A month ago, we wondered just how easy it was to steal a commercial airliner. Today, the answer seems to be — easier than you think, but perhaps not quite as easy as Nishal Sankat thought. Police arrested the 22-year-old Florida student after his plan to steal an American Airlines jet nearly succeeded.
The question is what he had in mind:
A college student is in custody, after a security breach at a Florida airport. 22-year-old Nishal Sankat is charged with "criminal attempt to steal a plane" yesterday at Orlando Melbourne International Airport. https://t.co/1tGXuoOleq pic.twitter.com/6RJCzzhKji
— CBS This Morning (@CBSThisMorning) September 21, 2018
Authorities say the student pilot drove to the curb outside the airport around 2 a.m. and left his car running. He then hopped a barbed-wire fence and boarded an American Airlines plane sitting near a hanger.

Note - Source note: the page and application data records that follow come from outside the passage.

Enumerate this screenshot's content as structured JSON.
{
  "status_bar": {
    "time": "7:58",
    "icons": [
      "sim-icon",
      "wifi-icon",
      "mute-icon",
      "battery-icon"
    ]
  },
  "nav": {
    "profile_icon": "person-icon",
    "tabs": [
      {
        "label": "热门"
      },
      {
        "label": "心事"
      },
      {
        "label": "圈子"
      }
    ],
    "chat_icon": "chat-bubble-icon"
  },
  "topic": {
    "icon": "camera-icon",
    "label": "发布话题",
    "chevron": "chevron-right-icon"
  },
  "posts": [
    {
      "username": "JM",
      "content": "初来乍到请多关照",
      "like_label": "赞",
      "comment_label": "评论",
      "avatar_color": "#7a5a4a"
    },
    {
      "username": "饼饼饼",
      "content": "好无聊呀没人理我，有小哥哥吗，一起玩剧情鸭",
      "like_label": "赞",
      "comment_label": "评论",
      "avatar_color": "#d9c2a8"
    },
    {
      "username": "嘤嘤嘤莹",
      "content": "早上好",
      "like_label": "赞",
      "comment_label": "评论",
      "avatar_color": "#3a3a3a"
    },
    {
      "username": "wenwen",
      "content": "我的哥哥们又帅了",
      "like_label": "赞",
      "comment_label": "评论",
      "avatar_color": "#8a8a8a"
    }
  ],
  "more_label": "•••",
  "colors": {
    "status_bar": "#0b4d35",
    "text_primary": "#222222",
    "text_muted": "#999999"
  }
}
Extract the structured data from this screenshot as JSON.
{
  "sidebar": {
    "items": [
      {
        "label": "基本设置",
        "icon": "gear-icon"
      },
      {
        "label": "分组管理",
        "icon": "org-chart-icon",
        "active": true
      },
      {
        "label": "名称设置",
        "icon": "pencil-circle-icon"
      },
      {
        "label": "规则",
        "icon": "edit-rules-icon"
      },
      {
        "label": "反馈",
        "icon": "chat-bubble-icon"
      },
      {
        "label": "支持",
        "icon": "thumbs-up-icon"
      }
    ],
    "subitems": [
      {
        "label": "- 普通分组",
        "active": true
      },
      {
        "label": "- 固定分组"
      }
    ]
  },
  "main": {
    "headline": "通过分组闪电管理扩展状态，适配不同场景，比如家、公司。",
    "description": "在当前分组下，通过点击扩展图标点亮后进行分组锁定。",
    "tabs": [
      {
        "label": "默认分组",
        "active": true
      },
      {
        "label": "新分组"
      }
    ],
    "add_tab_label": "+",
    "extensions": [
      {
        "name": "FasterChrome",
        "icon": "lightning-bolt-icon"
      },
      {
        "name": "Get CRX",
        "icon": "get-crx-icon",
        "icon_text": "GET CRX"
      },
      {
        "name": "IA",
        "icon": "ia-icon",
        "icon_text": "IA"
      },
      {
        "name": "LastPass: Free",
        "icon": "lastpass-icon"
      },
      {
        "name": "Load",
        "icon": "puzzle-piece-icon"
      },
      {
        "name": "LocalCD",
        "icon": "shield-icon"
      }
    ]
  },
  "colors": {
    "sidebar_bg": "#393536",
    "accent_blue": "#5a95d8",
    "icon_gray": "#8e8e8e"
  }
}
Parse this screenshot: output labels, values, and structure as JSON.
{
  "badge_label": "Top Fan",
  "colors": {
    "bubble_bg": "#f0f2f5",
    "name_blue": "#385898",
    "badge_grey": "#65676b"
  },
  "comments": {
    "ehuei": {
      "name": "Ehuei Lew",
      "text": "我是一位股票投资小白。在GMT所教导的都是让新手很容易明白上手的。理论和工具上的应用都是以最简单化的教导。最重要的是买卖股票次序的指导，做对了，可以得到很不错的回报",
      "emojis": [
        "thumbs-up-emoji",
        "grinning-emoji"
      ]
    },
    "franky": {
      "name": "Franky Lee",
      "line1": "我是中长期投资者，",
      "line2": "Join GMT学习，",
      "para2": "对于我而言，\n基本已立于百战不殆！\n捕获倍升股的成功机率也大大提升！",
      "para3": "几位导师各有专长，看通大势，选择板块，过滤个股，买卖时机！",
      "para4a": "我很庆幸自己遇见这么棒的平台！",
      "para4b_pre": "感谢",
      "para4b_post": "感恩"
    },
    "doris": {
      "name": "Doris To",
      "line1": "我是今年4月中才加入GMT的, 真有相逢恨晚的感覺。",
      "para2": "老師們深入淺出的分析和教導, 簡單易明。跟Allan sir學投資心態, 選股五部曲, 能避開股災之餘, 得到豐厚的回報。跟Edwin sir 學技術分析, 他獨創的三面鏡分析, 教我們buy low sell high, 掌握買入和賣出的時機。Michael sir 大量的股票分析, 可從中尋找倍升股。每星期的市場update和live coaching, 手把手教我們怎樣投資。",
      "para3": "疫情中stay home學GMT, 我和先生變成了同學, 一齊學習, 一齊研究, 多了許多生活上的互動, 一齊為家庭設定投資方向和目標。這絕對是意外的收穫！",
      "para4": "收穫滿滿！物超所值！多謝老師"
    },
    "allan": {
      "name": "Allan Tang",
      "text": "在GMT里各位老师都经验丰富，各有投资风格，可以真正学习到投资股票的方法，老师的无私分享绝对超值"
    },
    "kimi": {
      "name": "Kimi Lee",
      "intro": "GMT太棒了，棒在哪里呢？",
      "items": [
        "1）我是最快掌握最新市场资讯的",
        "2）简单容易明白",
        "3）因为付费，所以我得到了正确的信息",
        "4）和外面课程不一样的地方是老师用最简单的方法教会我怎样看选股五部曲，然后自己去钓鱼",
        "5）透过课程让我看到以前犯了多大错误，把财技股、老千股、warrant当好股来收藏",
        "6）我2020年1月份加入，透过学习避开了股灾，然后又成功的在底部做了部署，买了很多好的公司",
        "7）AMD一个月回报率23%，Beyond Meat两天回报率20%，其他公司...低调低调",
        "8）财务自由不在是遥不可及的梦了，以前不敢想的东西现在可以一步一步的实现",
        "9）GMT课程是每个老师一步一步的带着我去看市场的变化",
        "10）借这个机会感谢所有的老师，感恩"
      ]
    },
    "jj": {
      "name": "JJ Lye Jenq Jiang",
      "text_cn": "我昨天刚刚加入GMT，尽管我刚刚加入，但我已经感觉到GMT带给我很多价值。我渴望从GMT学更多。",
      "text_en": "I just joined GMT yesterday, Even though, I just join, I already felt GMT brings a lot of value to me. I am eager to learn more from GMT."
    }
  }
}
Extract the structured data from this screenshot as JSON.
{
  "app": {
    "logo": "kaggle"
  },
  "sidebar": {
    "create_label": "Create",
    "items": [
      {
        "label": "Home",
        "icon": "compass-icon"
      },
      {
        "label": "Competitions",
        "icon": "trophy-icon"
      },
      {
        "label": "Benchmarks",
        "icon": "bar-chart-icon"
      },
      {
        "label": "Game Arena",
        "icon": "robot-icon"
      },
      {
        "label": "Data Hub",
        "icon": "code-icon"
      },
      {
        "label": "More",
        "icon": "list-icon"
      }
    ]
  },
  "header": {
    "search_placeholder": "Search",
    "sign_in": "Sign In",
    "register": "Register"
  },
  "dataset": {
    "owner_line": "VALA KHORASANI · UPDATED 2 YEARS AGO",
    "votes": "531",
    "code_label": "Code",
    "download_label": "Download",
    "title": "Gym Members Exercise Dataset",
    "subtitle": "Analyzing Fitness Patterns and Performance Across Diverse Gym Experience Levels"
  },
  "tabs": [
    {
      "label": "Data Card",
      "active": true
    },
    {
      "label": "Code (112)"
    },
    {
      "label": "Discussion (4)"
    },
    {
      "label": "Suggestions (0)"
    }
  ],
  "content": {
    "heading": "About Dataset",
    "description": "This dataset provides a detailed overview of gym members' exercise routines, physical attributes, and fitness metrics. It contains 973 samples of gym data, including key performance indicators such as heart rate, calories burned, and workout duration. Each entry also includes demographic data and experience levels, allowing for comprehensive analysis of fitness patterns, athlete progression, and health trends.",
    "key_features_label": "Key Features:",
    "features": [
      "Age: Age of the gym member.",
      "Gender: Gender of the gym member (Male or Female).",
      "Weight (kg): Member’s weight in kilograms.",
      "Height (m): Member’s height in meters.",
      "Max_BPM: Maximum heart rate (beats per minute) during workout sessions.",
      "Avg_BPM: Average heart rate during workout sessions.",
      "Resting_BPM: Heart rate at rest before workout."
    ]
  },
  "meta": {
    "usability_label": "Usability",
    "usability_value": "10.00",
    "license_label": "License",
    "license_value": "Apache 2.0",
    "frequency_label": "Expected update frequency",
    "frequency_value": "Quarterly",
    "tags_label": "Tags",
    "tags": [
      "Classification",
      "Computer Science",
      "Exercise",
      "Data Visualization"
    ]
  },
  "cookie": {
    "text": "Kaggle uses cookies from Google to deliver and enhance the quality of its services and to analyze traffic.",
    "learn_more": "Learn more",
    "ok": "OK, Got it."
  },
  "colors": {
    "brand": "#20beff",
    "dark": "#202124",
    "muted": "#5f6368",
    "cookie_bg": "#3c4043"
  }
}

“The individual was confronted as soon as he was on the aircraft. The employee who was on the aircraft took appropriate action and escorted him off the aircraft,” Melbourne Police Chief David Gillespie said.
But after he was dragged from the plane, he broke free, running back toward the jet. Soon after police took him into custody.
“Within two minutes of creating a problem, we stopped this guy from getting in the air,” Booker said.
At least from preliminary reports, this doesn’t look like a last-minute decision to go for a joyride, which is what happened last month in Seattle. The airport’s spokeswoman noted that “there obviously seemed to be some planning involved” in Sankat’s attempt to steal the plane. Also unlike the Seattle incident, which involved a baggage handler whose only training was video-game flight simulators, Sankat has undergone serious flight training. Sankat has a commercial pilot’s license, although he wasn’t rated for the plane he was about to steal.
That leaves the questions of motive and purpose very much up in the air, if readers will pardon the pun. A commercial pilot’s license is a valuable commodity. Why throw it away on a joyride? Why fight so hard to get back to the plane after getting caught the first time, when it could be perhaps brushed off as an episode of youthful curiosity? What exactly was Sankat planning to do?
Perhaps we’ll know more when Sankat goes to trial. In the meantime, the issue of aircraft security had better get addressed. Even if Sankat wasn’t planning anything malicious, we can bet that others who do plan malicious attacks are watching this vulnerability with great interest.